The Child Health and Mortality Prevention Surveillance (CHAMPS) Network, an initiative that includes the Public Health Informatics Institute (PHII) at The Task Force, has selected three initial sites in South Africa, Mozambique, and Mali to gather data about the causes of serious illness and death for children under 5 years old.
Every year, nearly six million children under the age of 5 die, mostly from preventable circumstances including pneumonia, diarrhea, and malaria – and primarily in the world’s low- and middle-income countries. CHAMPS, which is supported by the Bill & Melinda Gates Foundation and led by Emory Global Health Institute, is establishing a network of sites in Sub-Saharan Africa and southern Asia to collect high-quality data that can be shared across a range of partners and stakeholders for understanding and preventing the causes of childhood mortality.

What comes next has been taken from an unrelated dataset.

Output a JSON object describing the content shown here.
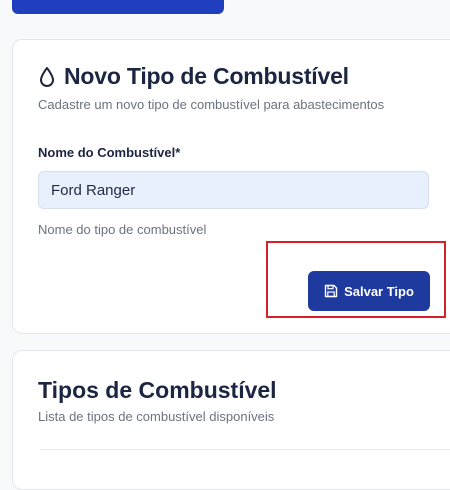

PHII is the lead informatics partner responsible for developing the data system that will be used to capture and disseminate surveillance information from CHAMPS sites to scientists, health officials, and others. This information will help inform and catalyze advocacy, research, and other actions to reduce levels of childhood mortality.
“These first sites are very experienced and have good infrastructure in place to support the data collection that will take place in these countries,” said Tim Morris, chief information officer of the CHAMPS Network and a Task Force staff member. “We’ll do a lot of learning in these locations that will help us determine how we move forward with building the rest of the CHAMPS network.”
As part of the process in determining causes of child deaths, CHAMPS will convene a panel of medical experts with specialties in infectious diseases, pediatrics, pathology, and microbiology to review information about each death and come to consensus on the causes. PHII will be responsible for organizing and presenting information from multiple sources in a format that is useful to this panel.
CHAMPS selected the initial sites through an intensive process, which was driven by criteria such as an under-five mortality rate of more than 50 deaths per 1,000 live births; a population of at least 100,000 people; acceptance of common protocols; and willingness to share both data and specimens with CHAMPS, its partners, and other stakeholders around the world.